[Source records]
──────

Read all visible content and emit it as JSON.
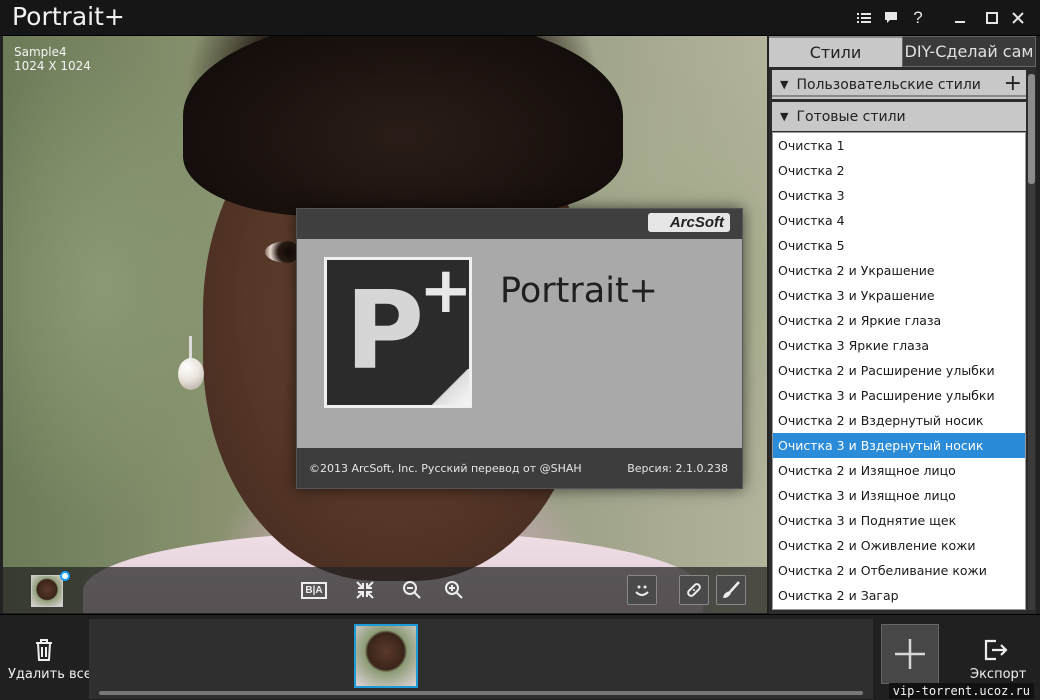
{
  "app": {
    "title": "Portrait+"
  },
  "titlebar": {
    "icons": [
      "list-icon",
      "comment-icon",
      "help-icon",
      "minimize-icon",
      "maximize-icon",
      "close-icon"
    ],
    "help_glyph": "?"
  },
  "photo": {
    "name": "Sample4",
    "dimensions": "1024 X 1024"
  },
  "photo_toolbar": {
    "ba_label": "B|A",
    "icons": [
      "before-after-icon",
      "fit-icon",
      "zoom-out-icon",
      "zoom-in-icon",
      "smile-icon",
      "bandage-icon",
      "brush-icon"
    ]
  },
  "about": {
    "brand": "ArcSoft",
    "product": "Portrait+",
    "copyright": "©2013 ArcSoft, Inc. Русский перевод от @SHAH",
    "version": "Версия: 2.1.0.238"
  },
  "panel": {
    "tabs": [
      "Стили",
      "DIY-Сделай сам"
    ],
    "sections": {
      "custom": "Пользовательские стили",
      "ready": "Готовые стили"
    },
    "styles": [
      "Очистка 1",
      "Очистка 2",
      "Очистка 3",
      "Очистка 4",
      "Очистка 5",
      "Очистка 2 и Украшение",
      "Очистка 3 и Украшение",
      "Очистка 2 и Яркие глаза",
      "Очистка 3 Яркие глаза",
      "Очистка 2 и Расширение улыбки",
      "Очистка 3 и Расширение улыбки",
      "Очистка 2 и Вздернутый носик",
      "Очистка 3 и Вздернутый носик",
      "Очистка 2 и Изящное лицо",
      "Очистка 3 и Изящное лицо",
      "Очистка 3 и Поднятие щек",
      "Очистка 2 и Оживление кожи",
      "Очистка 2 и Отбеливание кожи",
      "Очистка 2 и Загар"
    ],
    "selected_index": 12
  },
  "bottom": {
    "delete_all": "Удалить все",
    "export": "Экспорт",
    "watermark": "vip-torrent.ucoz.ru"
  },
  "colors": {
    "accent": "#2a8bd8",
    "panel_bg": "#c8c8c8",
    "arcsoft_red": "#c4161c"
  }
}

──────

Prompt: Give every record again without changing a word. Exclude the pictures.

Answer section:
Read all visible content and emit it as JSON.
{
  "app": {
    "title": "Portrait+"
  },
  "titlebar": {
    "icons": [
      "list-icon",
      "comment-icon",
      "help-icon",
      "minimize-icon",
      "maximize-icon",
      "close-icon"
    ],
    "help_glyph": "?"
  },
  "photo": {
    "name": "Sample4",
    "dimensions": "1024 X 1024"
  },
  "photo_toolbar": {
    "ba_label": "B|A",
    "icons": [
      "before-after-icon",
      "fit-icon",
      "zoom-out-icon",
      "zoom-in-icon",
      "smile-icon",
      "bandage-icon",
      "brush-icon"
    ]
  },
  "about": {
    "brand": "ArcSoft",
    "product": "Portrait+",
    "copyright": "©2013 ArcSoft, Inc. Русский перевод от @SHAH",
    "version": "Версия: 2.1.0.238"
  },
  "panel": {
    "tabs": [
      "Стили",
      "DIY-Сделай сам"
    ],
    "sections": {
      "custom": "Пользовательские стили",
      "ready": "Готовые стили"
    },
    "styles": [
      "Очистка 1",
      "Очистка 2",
      "Очистка 3",
      "Очистка 4",
      "Очистка 5",
      "Очистка 2 и Украшение",
      "Очистка 3 и Украшение",
      "Очистка 2 и Яркие глаза",
      "Очистка 3 Яркие глаза",
      "Очистка 2 и Расширение улыбки",
      "Очистка 3 и Расширение улыбки",
      "Очистка 2 и Вздернутый носик",
      "Очистка 3 и Вздернутый носик",
      "Очистка 2 и Изящное лицо",
      "Очистка 3 и Изящное лицо",
      "Очистка 3 и Поднятие щек",
      "Очистка 2 и Оживление кожи",
      "Очистка 2 и Отбеливание кожи",
      "Очистка 2 и Загар"
    ],
    "selected_index": 12
  },
  "bottom": {
    "delete_all": "Удалить все",
    "export": "Экспорт",
    "watermark": "vip-torrent.ucoz.ru"
  },
  "colors": {
    "accent": "#2a8bd8",
    "panel_bg": "#c8c8c8",
    "arcsoft_red": "#c4161c"
  }
}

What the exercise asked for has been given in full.